When the Affordable Care Act was passed in 2010, leaders of the Marshfield Clinic's Security Health Plan saw an opportunity to offer affordable insurance products to people in its mostly low-income area of central Wisconsin.
Security, a not-for-profit HMO, heavily marketed plans sold through the federal marketplace and helped thousands of Wisconsinites sign up. John Kelly, Security's chief marketing and operations officer, said the 2014 and 2015 enrollment totals “exceeded our expectations.” Security has 34,000 exchange members as of June, making it one of the top exchange plans in the state.
But all of Security's work could be undone this month when the U.S. Supreme Court issues its decision in King v. Burwell on whether the language of the ACA allows premium subsidies in states that did not establish their own exchange. Insurers and consumers in as many at 37 states including Wisconsin could be affected.
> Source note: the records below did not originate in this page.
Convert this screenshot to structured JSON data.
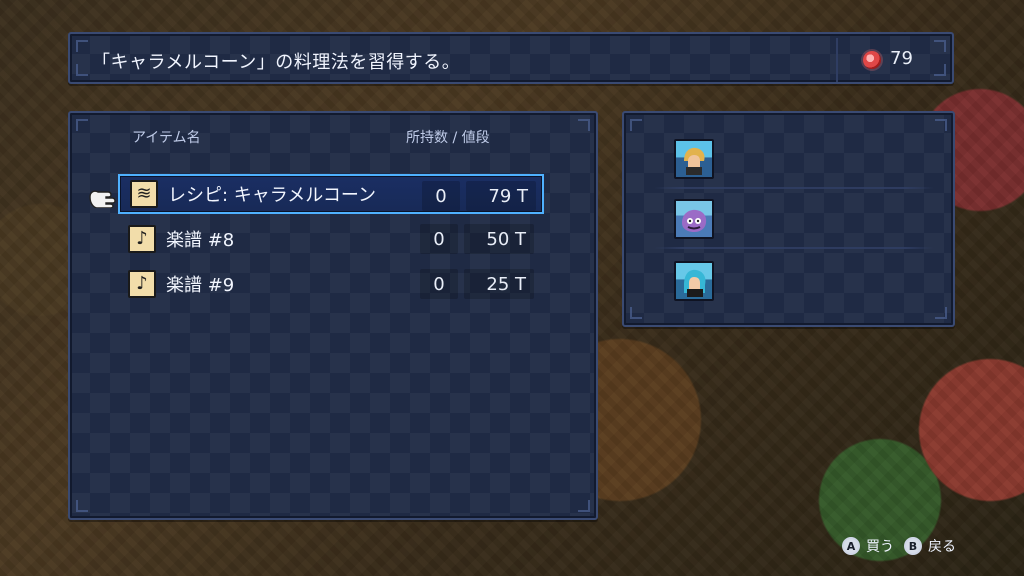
{
  "message": {
    "text": "「キャラメルコーン」の料理法を習得する。"
  },
  "currency": {
    "amount": "79",
    "icon": "coin-icon"
  },
  "shop": {
    "headers": {
      "item": "アイテム名",
      "owned_price": "所持数 / 値段"
    },
    "items": [
      {
        "name": "レシピ: キャラメルコーン",
        "qty": "0",
        "price": "79 T",
        "icon": "scroll-icon",
        "selected": true
      },
      {
        "name": "楽譜 #8",
        "qty": "0",
        "price": "50 T",
        "icon": "music-note-icon",
        "selected": false
      },
      {
        "name": "楽譜 #9",
        "qty": "0",
        "price": "25 T",
        "icon": "music-note-icon",
        "selected": false
      }
    ]
  },
  "party": {
    "members": [
      {
        "portrait": "blonde-hero-portrait"
      },
      {
        "portrait": "purple-creature-portrait"
      },
      {
        "portrait": "blue-hair-portrait"
      }
    ]
  },
  "help": {
    "a_label": "買う",
    "b_label": "戻る",
    "a_button": "A",
    "b_button": "B"
  },
  "colors": {
    "panel_bg": "#1f2a44",
    "panel_border": "#3a4a72",
    "selection_border": "#4fb1ff",
    "coin_red": "#e04747",
    "text": "#e9eef8"
  }
}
If the court rules against the Obama administration, roughly 6.4 million Americans would lose the premium tax credits that make their insurance affordable unless states quickly established their own exchanges, which appears unlikely. In Wisconsin, 91% of 183,000 exchange-plan enrollees who receive subsidies are at risk; the average subsidy in the state is $315 a month. Nationally, the decision would affect 85% of exchange-plan members, who get an average subsidy of $272 a month.